     Apply the to Hood River valley and you have the writer's opinion of our valley in a nutshell. Our scenic beauty, our alluvial soil, our splendid climate together with the peerless prices paid for our products altogether form a call to Hood River today that is alluring the investor and homeseeker in such numbers as perhaps no spot of its size in the Great Northwest is doing. They are coming and they are investing. Why? We have long since passed the experimental stage. We are on a revenue paying basis, upon evaluations that are considered high by strangers. A few weeks ago I showed three pieces of land to a fellow who turned them down on account of the price. To day they are sold, and the party who fails to purchase today pays more tomorrow, and why? Because Hood River people are in love with the valley, they stick together and in a friendly spirit vie with each other in an endeavor to place the very choicest product upon the market.
     So, taking climate, scenery and soil; coupled with intelligence along the lines of adaptability concerning what crop is best for this or that land, the problem is solved and Hood River is in the front row.
     While present land prices seem high to those not acquainted with conditions here, yet basing these values upon prices obtained for our products and the knowledge that the red apple of Hood River goes into the best markets of the world, the present opportunity is perhaps as good as any previous one.
     Bishop Marvin said, "Improve the present opportunity. It may be your last one." The recent sale by the Apple Growers' Union has already had much to do in stimulating investors to come our way and to encourage growers to increase the acreage and the end is not yet. When all the young orchards (the work of recent years) in full bearing condition, the revenue that will come to the valley will astonish the old timer here.

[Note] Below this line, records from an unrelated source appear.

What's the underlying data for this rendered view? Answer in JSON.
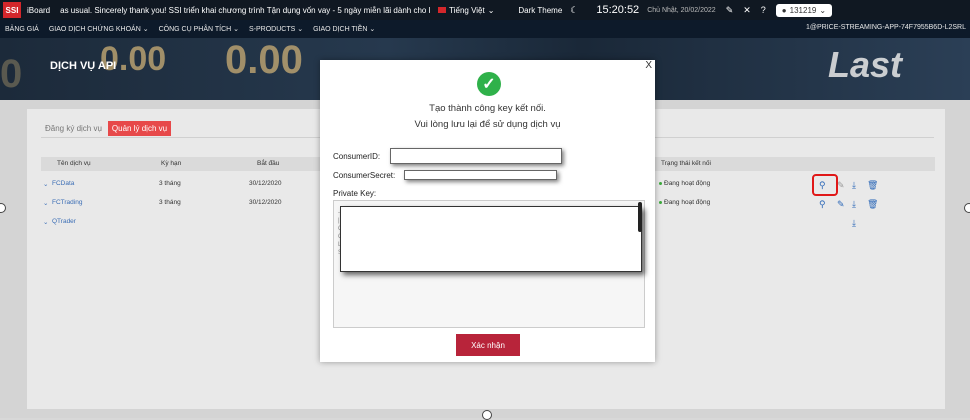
{
  "topbar": {
    "logo": "SSI",
    "app_name": "iBoard",
    "marquee": "as usual. Sincerely thank you!          SSI triển khai chương trình Tận dụng vốn vay - 5 ngày miễn lãi dành cho khách hàng đăng ký trước về",
    "language": "Tiếng Việt",
    "theme": "Dark Theme",
    "time": "15:20:52",
    "date": "Chủ Nhật, 20/02/2022",
    "user": "131219"
  },
  "nav": {
    "items": [
      "BẢNG GIÁ",
      "GIAO DỊCH CHỨNG KHOÁN ⌄",
      "CÔNG CỤ PHÂN TÍCH ⌄",
      "S-PRODUCTS ⌄",
      "GIAO DỊCH TIỀN ⌄"
    ],
    "right_text": "1@PRICE-STREAMING-APP-74F7955B6D-L2SRL"
  },
  "banner": {
    "title": "DỊCH VỤ API",
    "decor_numbers": [
      "0.00",
      "0.00",
      "Last"
    ]
  },
  "tabs": {
    "register": "Đăng ký dịch vụ",
    "manage": "Quản lý dịch vụ"
  },
  "table": {
    "headers": {
      "name": "Tên dịch vụ",
      "term": "Kỳ hạn",
      "start": "Bắt đầu",
      "status": "Trạng thái kết nối"
    },
    "rows": [
      {
        "name": "FCData",
        "term": "3 tháng",
        "start": "30/12/2020",
        "status": "Đang hoạt động"
      },
      {
        "name": "FCTrading",
        "term": "3 tháng",
        "start": "30/12/2020",
        "status": "Đang hoạt động"
      },
      {
        "name": "QTrader",
        "term": "",
        "start": "",
        "status": ""
      }
    ]
  },
  "modal": {
    "close": "X",
    "line1": "Tạo thành công key kết nối.",
    "line2": "Vui lòng lưu lại để sử dụng dịch vụ",
    "consumer_id_label": "ConsumerID:",
    "consumer_secret_label": "ConsumerSecret:",
    "private_key_label": "Private Key:",
    "confirm": "Xác nhận"
  },
  "colors": {
    "accent": "#e7494a",
    "confirm": "#b8243a",
    "success": "#2fb14a",
    "link": "#2c68b8"
  }
}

The best way to judge the future is by the past; so if, when we look backward over the recent progress about our development, the increased acreage, and price as well, we feel fully justified in painting the future picture of Hood River valley in most gorgeous colors.
     The biennial fruit fair to be given next month will no doubt prove the best exhibit ever yet again, and add another link in the chain of evidence concerning the greatness of the valley.
     In view of all that has been accomplished we have good reason to be proud of our record and to predict a most wonderful future for the valley.

©  Jeffrey L. Elmer